After I’d finished geeking out on temperature and precipitation, I wanted to get my teeth into some solar data. I thought it would be really hard to find solar information on my area, but I was wrong. Because of solar energy technology, the internet is full of some bonafide geeks and their associated ‘solar calculators.’ There were several, but this solar program from the University of Oregon (typical) was hands down the best I found. All you need to know is your zip code! You enter that (or lat/long if you are outside the US) and make any adjustments you want, then their calculator spits out an awesome curve graph, visually charting the solar path (elevation and position) for your specific location at each hour of the day, for every month of the year!

There are two distinct types of charts, one using “Cartesian” coordinates, one using “polar” coordinates.
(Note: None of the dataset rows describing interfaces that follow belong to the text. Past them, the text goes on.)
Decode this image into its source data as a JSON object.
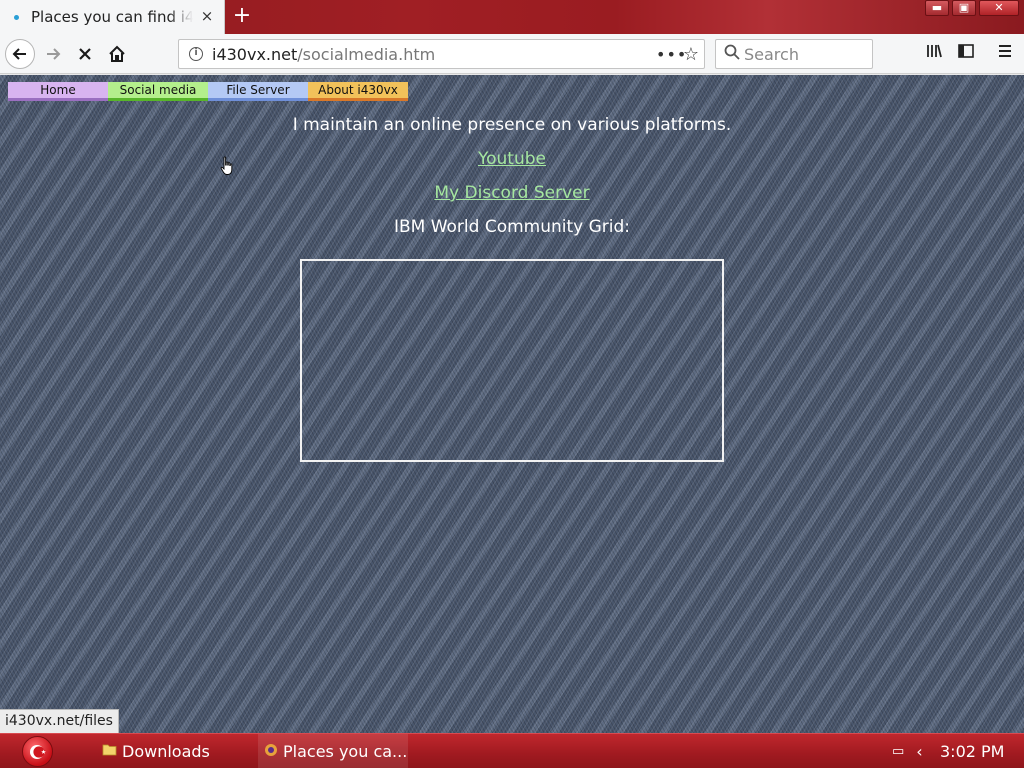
{
  "browser": {
    "tab_title": "Places you can find i430vx",
    "tab_close": "×",
    "new_tab": "+",
    "window_buttons": {
      "minimize": "▬",
      "maximize": "▣",
      "close": "✕"
    },
    "url_host": "i430vx.net",
    "url_path": "/socialmedia.htm",
    "url_actions_label": "•••",
    "bookmark_star": "☆",
    "search_placeholder": "Search",
    "icons": {
      "back": "🡐",
      "forward": "→",
      "stop": "✕",
      "home": "⌂",
      "info": "i",
      "search": "🔍",
      "library": "|||\\",
      "sidebar": "◧",
      "menu": "☰"
    }
  },
  "page": {
    "menu": [
      {
        "label": "Home"
      },
      {
        "label": "Social media"
      },
      {
        "label": "File Server"
      },
      {
        "label": "About i430vx"
      }
    ],
    "intro": "I maintain an online presence on various platforms.",
    "links": [
      {
        "label": "Youtube"
      },
      {
        "label": "My Discord Server"
      }
    ],
    "wcg_label": "IBM World Community Grid:",
    "status_link": "i430vx.net/files",
    "colors": {
      "home": "#d8b4f0",
      "social": "#b4ef8c",
      "files": "#b4c9f5",
      "about": "#f2c25a",
      "link": "#a5e6a0"
    }
  },
  "taskbar": {
    "start_icon": "crescent-star-icon",
    "items": [
      {
        "label": "Downloads",
        "icon": "folder-icon"
      },
      {
        "label": "Places you ca...",
        "icon": "browser-icon"
      }
    ],
    "tray_keyboard": "▭",
    "tray_chevron": "‹",
    "clock": "3:02 PM"
  }
}
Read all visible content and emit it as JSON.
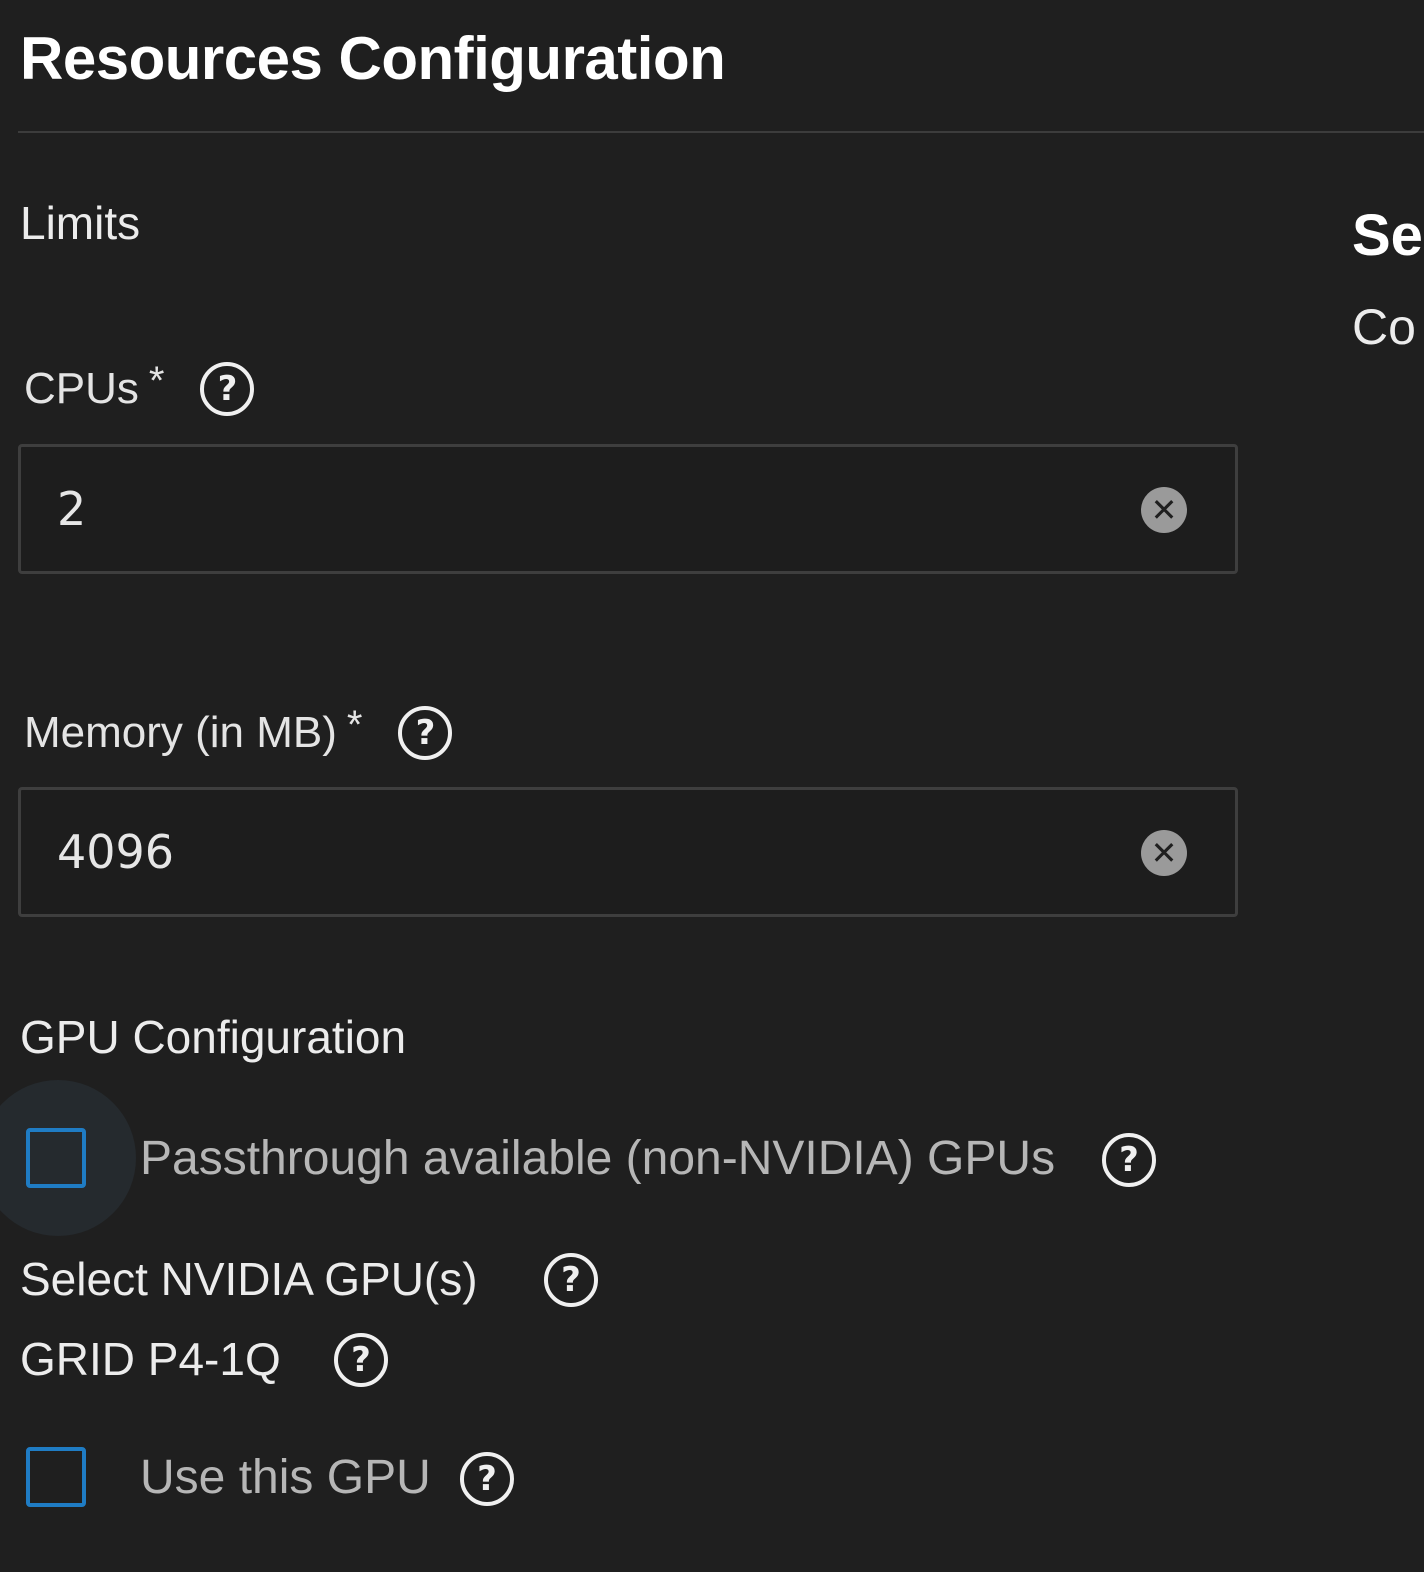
{
  "header": {
    "title": "Resources Configuration"
  },
  "side_panel": {
    "heading": "Se",
    "subtext": "Co"
  },
  "limits": {
    "heading": "Limits",
    "cpus": {
      "label": "CPUs",
      "required_mark": "*",
      "value": "2"
    },
    "memory": {
      "label": "Memory (in MB)",
      "required_mark": "*",
      "value": "4096"
    }
  },
  "gpu": {
    "heading": "GPU Configuration",
    "passthrough": {
      "label": "Passthrough available (non-NVIDIA) GPUs",
      "checked": false
    },
    "select_nvidia": {
      "label": "Select NVIDIA GPU(s)"
    },
    "device": {
      "name": "GRID P4-1Q",
      "use_label": "Use this GPU",
      "checked": false
    }
  },
  "icons": {
    "help": "help-circle-icon",
    "clear": "clear-circle-icon",
    "help_glyph": "?",
    "clear_glyph": "✕"
  },
  "colors": {
    "background": "#1f1f1f",
    "checkbox_border": "#1f7cc4",
    "input_border": "#3e3e3e"
  }
}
Definitely do one of each, they are both amazing visual representations. The “polar” style would lay right on top of your site map if you could print it on overlay paper.

Note: If you use your zip code to calculate, make sure to click on that option. Simply entering your zip does not automatically choose that option, as I found out when I realized I had accidentally just made myself a chart for their default location– Eugene, Oregon. Ha, ha.

One more note to any computer illiterates, because this took me hours to figure out (I’m not kidding). A good satellite image, or two or three at varying distances, will be a great asset to your survey. I wanted to pin my location on Google maps and then save the image to put into a post, but I couldn’t figure out how, partially because My Man is out of town with the computer and I am doing all this on an iPad. I finally found out what maybe everyone else and their sister already knows. On an iPad, to take a “screenshot” which will save to your photo album, press the Home button (round at bottom) and then at the same time, press the on/off button (on top.) This is so useful! Does anyone know how to take a screenshot on a computer? Knowing the term at least, you should be able to do a search for the answer…

Any other research or computer tips?

Advertisements
This entry was posted in Uncategorized. Bookmark the permalink.

3 Responses to Researching Local Climate for Site Assessment

  1. For screenshots I use Awesome Screenshot on Google Chrome – not sure about on a tablet though, find them very frustrating. For Australian climate data use http://www.bom.gov.au/ and go to observations for each state. For the solar chart, I used the first one I found, which only let me do one date at a time, your one is WAY better, and I just used my lat/longitude to generate the graph. I’m finding this really interesting, as much as I have been trying to “observe”, it also helps to have the data in front of you, especially as we’ve only lived in the area for 3 yrs, so its good to go back further in the data. Looking forward to seeing what other people come up with.

  2. Holy crap you’re nuts. I say that with affection, of course. My mom is babysitting Wednesday and I can’t wait to dive in to some of this…

Leave a Reply

Fill in your details below or click an icon to log in:

WordPress.com Logo

You are commenting using your WordPress.com account. Log Out / Change )

Twitter picture

You are commenting using your Twitter account. Log Out / Change )

Facebook photo

You are commenting using your Facebook account. Log Out / Change )

Google+ photo

You are commenting using your Google+ account. Log Out / Change )

Connecting to %s